Tonight, deGrom tries to improve his 8-9 record opposite Joe Ross and the Nationals. The last time deGrom faced the Nats was back on April 16, when his record (and ongoing) run of 27 straight starts allowing three runs or fewer began. Naturally, deGrom took a no-decision in that game. Little did we know then that this would be a defining trend of his year.
We know it now, and we know that -- losing record or not -- deGrom is still in good position for the NL Cy Young Award.
5. Halo, goodbye: The Astros are on the verge of their second straight AL West title. They've got Gerrit Cole, Justin Verlander and Charlie Morton on the mound in succession this weekend against the Angels at Minute Maid Park, and their magic number is seven. So they're in great shape.
But let's talk about their weekend opponent for a sec.
The Majors' two best hitters this month, as measured by weighted runs created plus, are Shohei Ohtani and Michael Trout. They are putting quite a polish on their applications for the AL Rookie of the Year Award and the AL MVP Award, respectively.
What if they both win? There have only been 14 teams in history to have both the Rookie of the Year Award and the MVP Award -- counting the 1975 Red Sox (Fred Lynn) and 2001 Mariners (Ichiro Suzuki), who had both award winners in the form of a single human being.
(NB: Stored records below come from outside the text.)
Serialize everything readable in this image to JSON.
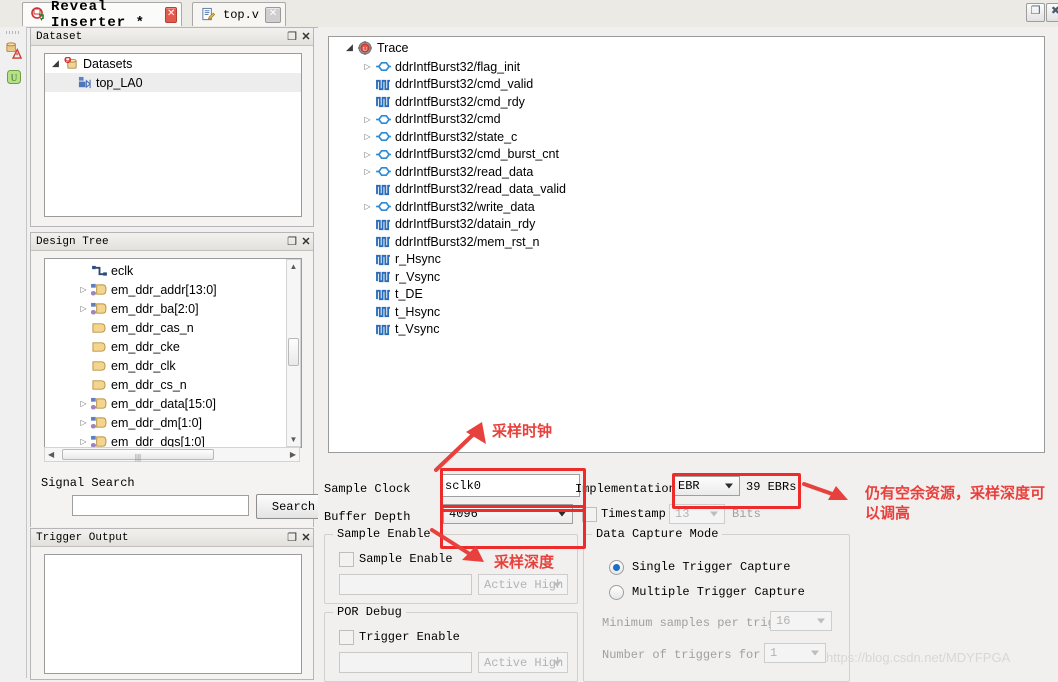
{
  "window": {
    "tabs": [
      {
        "label": "Reveal Inserter *",
        "icon": "reveal-icon",
        "closable": true,
        "active": true
      },
      {
        "label": "top.v",
        "icon": "file-edit-icon",
        "closable": true,
        "active": false
      }
    ],
    "controls": {
      "restore": "restore-icon",
      "close": "close-icon"
    }
  },
  "rail": {
    "icons": [
      "dataset-warning-icon",
      "trace-green-icon"
    ]
  },
  "dataset_panel": {
    "title": "Dataset",
    "buttons": {
      "float": "float-icon",
      "close": "close-icon"
    },
    "tree": [
      {
        "label": "Datasets",
        "depth": 0,
        "expanded": true,
        "icon": "datasets-icon",
        "selected": false
      },
      {
        "label": "top_LA0",
        "depth": 1,
        "expanded": null,
        "icon": "la-core-icon",
        "selected": true
      }
    ]
  },
  "design_tree_panel": {
    "title": "Design Tree",
    "buttons": {
      "float": "float-icon",
      "close": "close-icon"
    },
    "nodes": [
      {
        "label": "eclk",
        "expandable": false,
        "icon": "clock-icon"
      },
      {
        "label": "em_ddr_addr[13:0]",
        "expandable": true,
        "icon": "bus-icon"
      },
      {
        "label": "em_ddr_ba[2:0]",
        "expandable": true,
        "icon": "bus-icon"
      },
      {
        "label": "em_ddr_cas_n",
        "expandable": false,
        "icon": "wire-icon"
      },
      {
        "label": "em_ddr_cke",
        "expandable": false,
        "icon": "wire-icon"
      },
      {
        "label": "em_ddr_clk",
        "expandable": false,
        "icon": "wire-icon"
      },
      {
        "label": "em_ddr_cs_n",
        "expandable": false,
        "icon": "wire-icon"
      },
      {
        "label": "em_ddr_data[15:0]",
        "expandable": true,
        "icon": "bus-icon"
      },
      {
        "label": "em_ddr_dm[1:0]",
        "expandable": true,
        "icon": "bus-icon"
      },
      {
        "label": "em_ddr_dqs[1:0]",
        "expandable": true,
        "icon": "bus-icon"
      }
    ]
  },
  "signal_search": {
    "label": "Signal Search",
    "input_value": "",
    "input_placeholder": "",
    "button_label": "Search"
  },
  "trigger_output_panel": {
    "title": "Trigger Output",
    "buttons": {
      "float": "float-icon",
      "close": "close-icon"
    },
    "items": []
  },
  "trace_panel": {
    "root": {
      "label": "Trace",
      "expanded": true,
      "icon": "trace-icon"
    },
    "nodes": [
      {
        "label": "ddrIntfBurst32/flag_init",
        "expandable": true,
        "icon": "bus-signal-icon"
      },
      {
        "label": "ddrIntfBurst32/cmd_valid",
        "expandable": false,
        "icon": "waveform-icon"
      },
      {
        "label": "ddrIntfBurst32/cmd_rdy",
        "expandable": false,
        "icon": "waveform-icon"
      },
      {
        "label": "ddrIntfBurst32/cmd",
        "expandable": true,
        "icon": "bus-signal-icon"
      },
      {
        "label": "ddrIntfBurst32/state_c",
        "expandable": true,
        "icon": "bus-signal-icon"
      },
      {
        "label": "ddrIntfBurst32/cmd_burst_cnt",
        "expandable": true,
        "icon": "bus-signal-icon"
      },
      {
        "label": "ddrIntfBurst32/read_data",
        "expandable": true,
        "icon": "bus-signal-icon"
      },
      {
        "label": "ddrIntfBurst32/read_data_valid",
        "expandable": false,
        "icon": "waveform-icon"
      },
      {
        "label": "ddrIntfBurst32/write_data",
        "expandable": true,
        "icon": "bus-signal-icon"
      },
      {
        "label": "ddrIntfBurst32/datain_rdy",
        "expandable": false,
        "icon": "waveform-icon"
      },
      {
        "label": "ddrIntfBurst32/mem_rst_n",
        "expandable": false,
        "icon": "waveform-icon"
      },
      {
        "label": "r_Hsync",
        "expandable": false,
        "icon": "waveform-icon"
      },
      {
        "label": "r_Vsync",
        "expandable": false,
        "icon": "waveform-icon"
      },
      {
        "label": "t_DE",
        "expandable": false,
        "icon": "waveform-icon"
      },
      {
        "label": "t_Hsync",
        "expandable": false,
        "icon": "waveform-icon"
      },
      {
        "label": "t_Vsync",
        "expandable": false,
        "icon": "waveform-icon"
      }
    ]
  },
  "settings": {
    "sample_clock": {
      "label": "Sample Clock",
      "value": "sclk0"
    },
    "buffer_depth": {
      "label": "Buffer Depth",
      "value": "4096"
    },
    "implementation": {
      "label": "Implementation",
      "value": "EBR",
      "resource_text": "39 EBRs"
    },
    "timestamp": {
      "label": "Timestamp",
      "checked": false,
      "bits_value": "13",
      "bits_label": "Bits",
      "enabled": false
    },
    "sample_enable_group": {
      "caption": "Sample Enable",
      "checkbox_label": "Sample Enable",
      "checked": false,
      "signal_value": "",
      "polarity_value": "Active High"
    },
    "por_debug_group": {
      "caption": "POR Debug",
      "checkbox_label": "Trigger Enable",
      "checked": false,
      "signal_value": "",
      "polarity_value": "Active High"
    },
    "data_capture_group": {
      "caption": "Data Capture Mode",
      "options": [
        {
          "label": "Single Trigger Capture",
          "selected": true
        },
        {
          "label": "Multiple Trigger Capture",
          "selected": false
        }
      ],
      "min_samples": {
        "label": "Minimum samples per trigger",
        "value": "16"
      },
      "num_triggers": {
        "label": "Number of triggers for POR",
        "value": "1"
      }
    }
  },
  "annotations": {
    "sample_clock_note": "采样时钟",
    "buffer_depth_note": "采样深度",
    "resource_note": "仍有空余资源，采样深度可以调高",
    "accent_color": "#ee2b2b"
  },
  "watermark": {
    "text": "https://blog.csdn.net/MDYFPGA"
  }
}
All of the previous 14 have finished the season with winning records (the Halos are dangerously close to falling short of that goal). And the previous two in the Wild Card era (the 1998 Cubs and those '01 Mariners) reached the playoffs, which obviously isn't happening in Anaheim.
It's a bit of a bummer that these two great players haven't been able to alter the Angels' bottom line and even more of a bummer that Ohtani's right elbow will keep him off the mound for the foreseeable future. But right now, with both of their engines running hot at the plate, they're especially fun to watch -- even if it's the other club that will be popping bubbly soon.
Anthony Castrovince has been a reporter for MLB.com since 2004. Read his columns, listen to his podcast and follow him on Twitter at @Castrovince.